Episode 4: 1974-1975 and 1980-1981

Inflation rate 

1974: 11.1% 

1975: 9.1%

1980: 13.6%

1981: 10.3%

The inflation of this time period was driven by a few factors. Oil prices had quadrupled once and then doubled once during this time period, showing an immense amount of volatility in that sector. This was accompanied by economic growth that was weak and supply shocks to consumers. Add these all together and we have a period of time that inflation was very high consistently as we see with the numbers above. 

Episode 5: 1990-1991 

1990: 5.40%

1991: 4.24%

The early 90’s were off the back of a great period in the 80’s of growth and prosperity. However, the beginning of the decade experienced an oil price shock as an aftermath of Iraq invading Kuwait. While this was not as bad as the previous oil shock in the 70’s and early 80’s it still had an impact on the US economy. This and other factors weakened our economic growth which led to higher unemployment and job loss to start the decade. 

Episode 6: 2008 

2008: 3.84%

The most recent and memorable time of extreme volatility and uncertainty was this period in 2008. As what is known as the Financial Crisis rolled over the US. The housing bubble popped and there were historically high rates of defaults came through due to subprime mortgage loans. In essence, banks got too greedy with lending, people couldn’t afford what they were given by the banks, and it all collapsed in on itself. This led to a period of job loss, a recession, and higher inflation. 

Now, let’s take a look at the S&P 500 performance after these years. 

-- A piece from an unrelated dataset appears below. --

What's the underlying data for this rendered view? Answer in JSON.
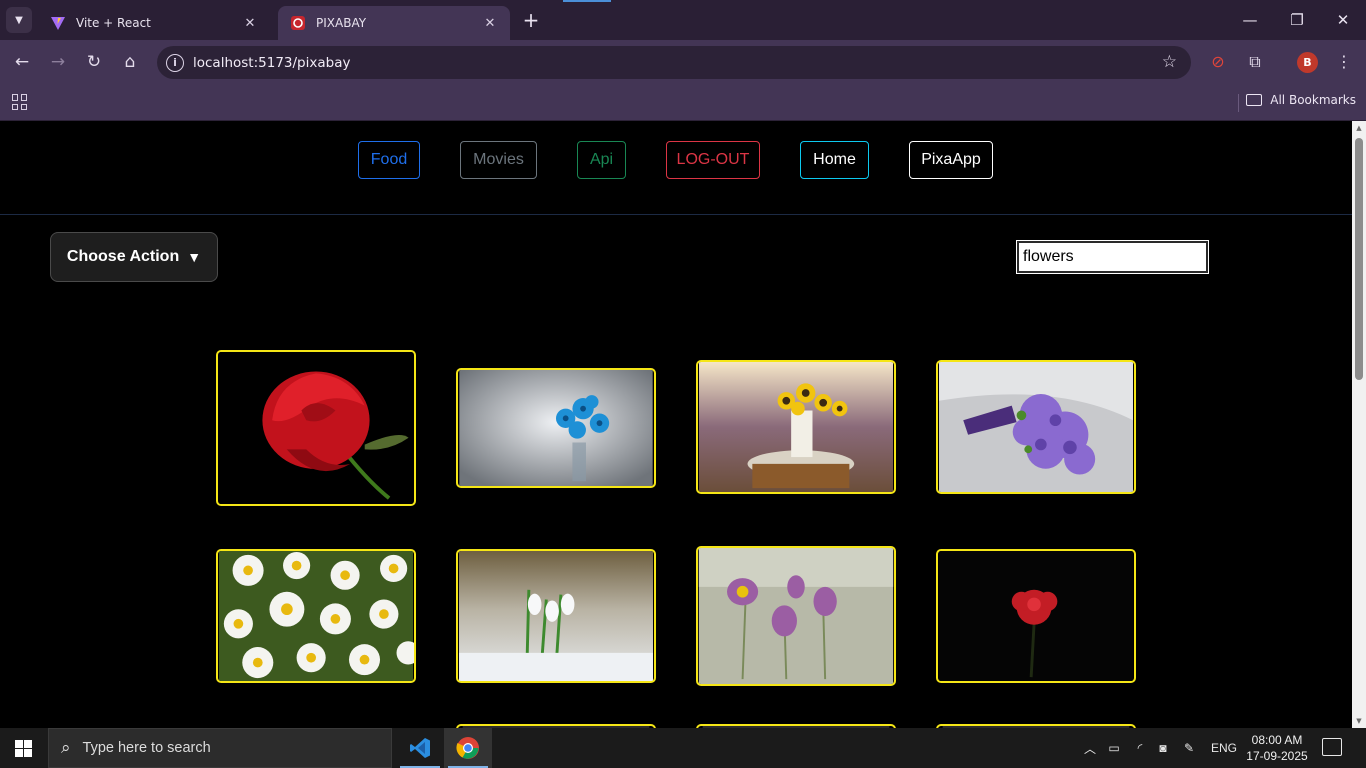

Episode 4: 1974-1975 and 1980-1981

After peak inflation in 1974, the stock market carried on to average a +10.5% return over the next 5 years (1975-1980). 

After the next spike of inflation in 1980, the market had a great run. For the period between 1980-1989, the stock market returned an average of +13.21% per year. 

1975-1989: +12.31% average return per year

Episode 5: 1990-1991 

Inflation peaked in 1990, after that the S&P 500 went into one of the strongest runs in history. 

1990-1999: +16.13% average return per year

Episode 6: 2008 

Inflation peaked in 2008, once again followed by another incredible 10+ year run for the S&P 500. 

2008-2021: +9.63% average return per year. This is even including the -38.49% return the S&P had in 2008. 

If we take a look back, we can see that periods of uncertainty and high inflation are followed by incredible positive runs for the market. Each time of uncertainty and inflation tends to be the stock market's best friend and the market benefits in the long run from it. 

Even though in the moment things can seem bad or worse than they are, just like they did in those times as well, long term we tend to be better off for it. There’s a number of reasons why we end up in a better spot. Many of them are tied to the fact that times like these give us a chance to reset and change some of the behavior that brought us here. Typically, those changes are followed by periods of great prosperity until we need to do so again. 

All of this is a natural evolution and cycle in the market and while no one knows just yet when inflation will officially peak and uncertainty will subside, we can look back and see a clear picture as to what we can potentially expect on the other side of it.